- Mana Abdi | Somali American legislative candidate is poised to make history in the Maine Legislature
- African Street Festival returns to Hadley Park September 16-18
Oyeleye was amazed to see African artists continue a long-standing tradition of music as a public health response, from informational songs about social distancing to themes of love and boredom. Though he has already completed his English dissertation and mainly studies literature and popular culture, Oyele’s recent interest in COVID-19 is more of a passion project.
“The humanities have always played a really crucial role in sensitizing the public about the disease, so it’s not surprising that with COVID-19, there are so many songs,” Oyeleye said. “This project is a very personal one to me, because when the news broke about COVID, I was more worried about folks back home than I am about how it affects me here in the U.S.”
Oyeleye, who is from Nigeria, first tried to glean context from African musicians’ responses to past epidemics, especially the Ebola virus outbreak in 2014. In some cases, Oyeleye said, governments or non-governmental organizations would commission songs or performances to inform the public about the virus or health and safety measures.
He said the COVID-19 pandemic has inspired similar reactions, based on his study of about 70 songs from across the African continent. Musicians, who are generally perceived to be apolitical, can be more helpful than public policies or announcements in spreading information, especially during times of high distrust in government and law enforcement, Oyeleye said.
“Even though some of these musicians are not thinking of themselves as public intellectuals, their work on COVID-19 significantly becomes a tool in the hands of the government and government agencies to further spread the message,” Oyeleye said.
Oyeleye said COVID-19 tunes — compared to those during past crises, such as Ebola or malaria — are largely created by individual artists stuck at home, without being commissioned by any outside agency. Still, however, he did notice songs from musicians like Cobhams Asuquo, a Nigerian UNICEF ambassador, or a song by the Liberian president himself, who also released a song during the Ebola outbreak.
He added that the pop culture response to COVID-19 has been more widespread across the continent, while the Ebola outbreak was geographically confined to certain regions.
Oyeleye examines how the lyrical use of indigenous languages or variations of English may affect the music’s themes.
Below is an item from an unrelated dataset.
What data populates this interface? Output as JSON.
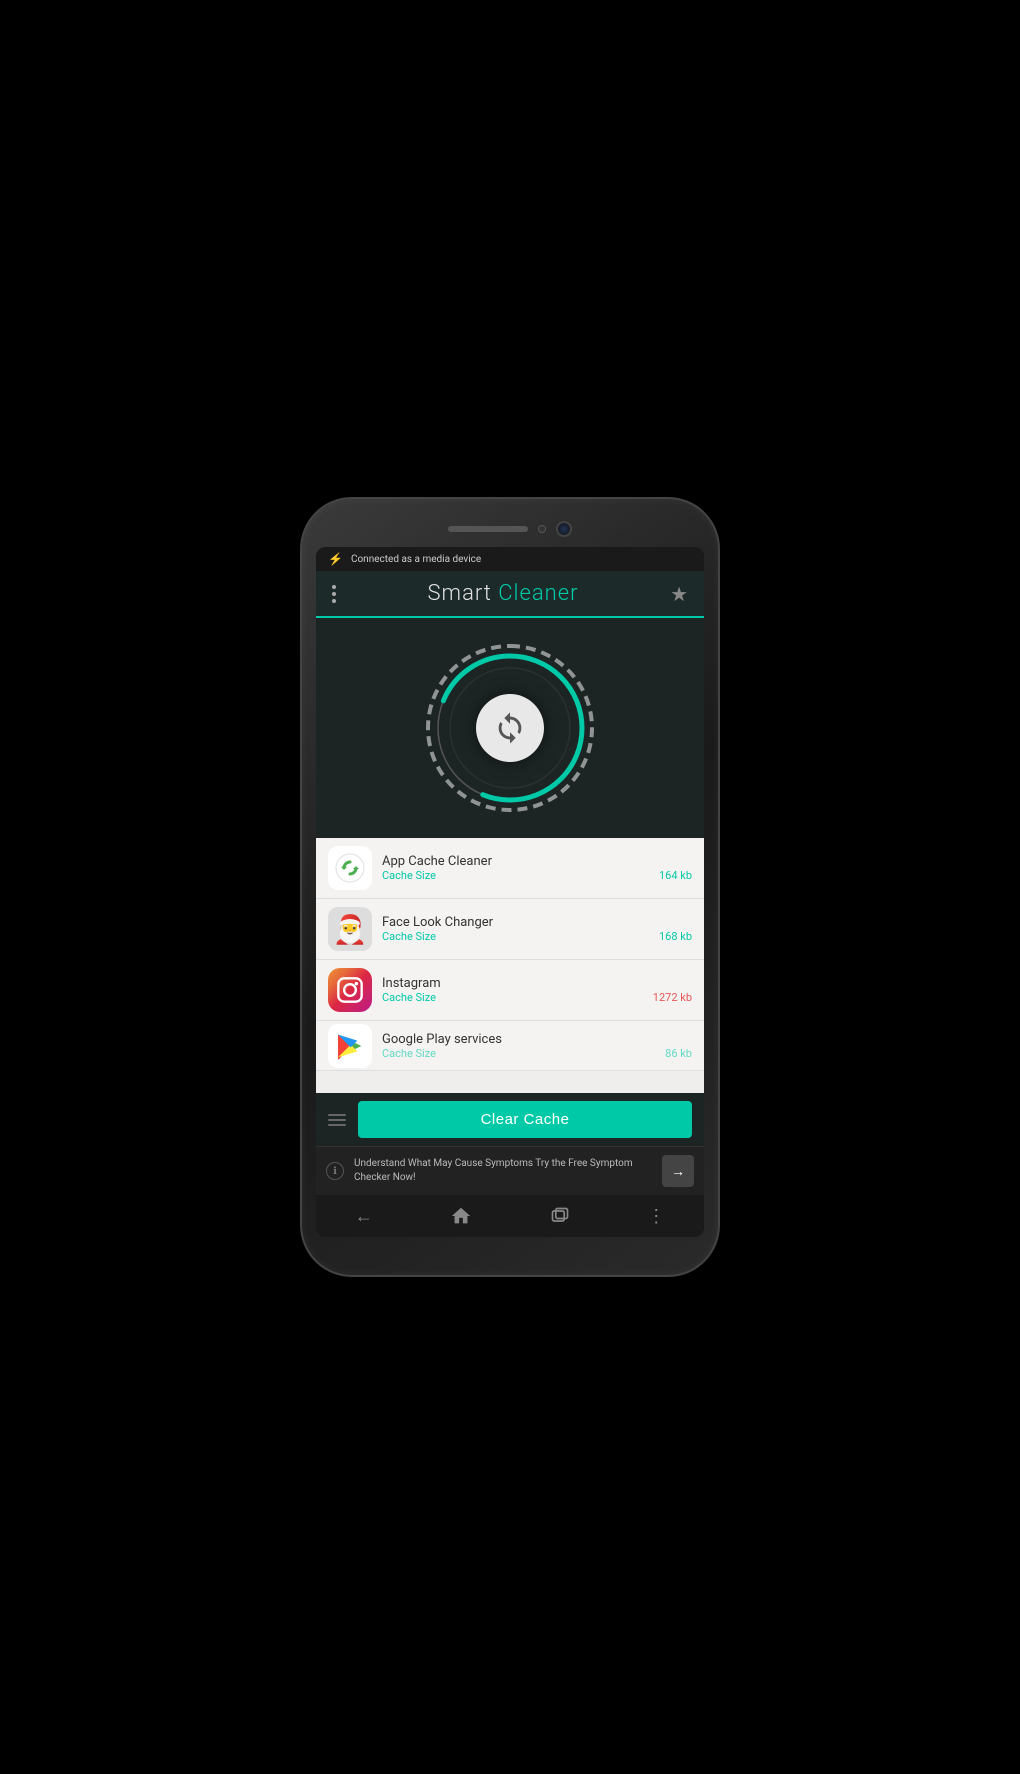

Genre also plays a role: Oyeleye said the more traditional genre of Fuji music, for instance, may appeal to listeners who are less interested in contemporary pop music, mainly within the lower socioeconomic classes of Southwestern Nigeria.
“How are they making scientific information relatable to the social, cultural and political landscape of the environment where the artists are living?” Oyeleye said. “We’re able to see how the data from the songs are effective in connecting unfamiliar situations like the coronavirus … with the familiar sociocultural perceptions of the people.”
Oyeleye’s research is not quantitative, but he said he can see the music is engaging people in ways that reduce fear. The Lord Sky’s remix, which led to a viral dance challenge, uses repetitive words and an upbeat tempo to “effectively engage in perception management about the virus and how to prevent its spread,” Oyeleye said. A song playing on the radio can reach a listener who may not otherwise consume news through the internet, and social media has become a crucial way for musicians to reach larger demographics.
He presented his findings Nov. 21 at the 63rd Annual African Studies Association Conference.
“Looking at ethnomusicologists helps us see the connection between science and the humanities and the ways by which scientific information can be made legible to people who are not in that community,” Oyeleye said. “It reprograms people’s minds in a manner that they can start making decisions to protect themselves and others … without feeling like someone is telling them what to do.”
Read from source madison.com